Exercise aim – Reproduce the whole listing that follows, exactly as it stands.

Data supplied –

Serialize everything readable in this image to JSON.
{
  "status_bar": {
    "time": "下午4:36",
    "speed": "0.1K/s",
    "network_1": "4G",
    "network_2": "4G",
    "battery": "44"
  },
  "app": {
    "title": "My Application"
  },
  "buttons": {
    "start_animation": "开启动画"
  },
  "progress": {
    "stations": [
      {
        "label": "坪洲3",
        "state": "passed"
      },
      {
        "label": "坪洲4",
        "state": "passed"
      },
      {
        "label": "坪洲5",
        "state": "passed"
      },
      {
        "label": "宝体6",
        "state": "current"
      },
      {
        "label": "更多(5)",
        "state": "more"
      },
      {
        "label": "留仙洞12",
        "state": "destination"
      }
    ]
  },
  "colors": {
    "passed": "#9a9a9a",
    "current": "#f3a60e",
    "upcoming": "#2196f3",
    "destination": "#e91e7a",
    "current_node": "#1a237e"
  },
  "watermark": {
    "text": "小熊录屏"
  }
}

Result below –
Serialize everything readable in this image to JSON.
{
  "status_bar": {
    "time": "下午4:36",
    "speed": "0.1K/s",
    "network_1": "4G",
    "network_2": "4G",
    "battery": "44"
  },
  "app": {
    "title": "My Application"
  },
  "buttons": {
    "start_animation": "开启动画"
  },
  "progress": {
    "stations": [
      {
        "label": "坪洲3",
        "state": "passed"
      },
      {
        "label": "坪洲4",
        "state": "passed"
      },
      {
        "label": "坪洲5",
        "state": "passed"
      },
      {
        "label": "宝体6",
        "state": "current"
      },
      {
        "label": "更多(5)",
        "state": "more"
      },
      {
        "label": "留仙洞12",
        "state": "destination"
      }
    ]
  },
  "colors": {
    "passed": "#9a9a9a",
    "current": "#f3a60e",
    "upcoming": "#2196f3",
    "destination": "#e91e7a",
    "current_node": "#1a237e"
  },
  "watermark": {
    "text": "小熊录屏"
  }
}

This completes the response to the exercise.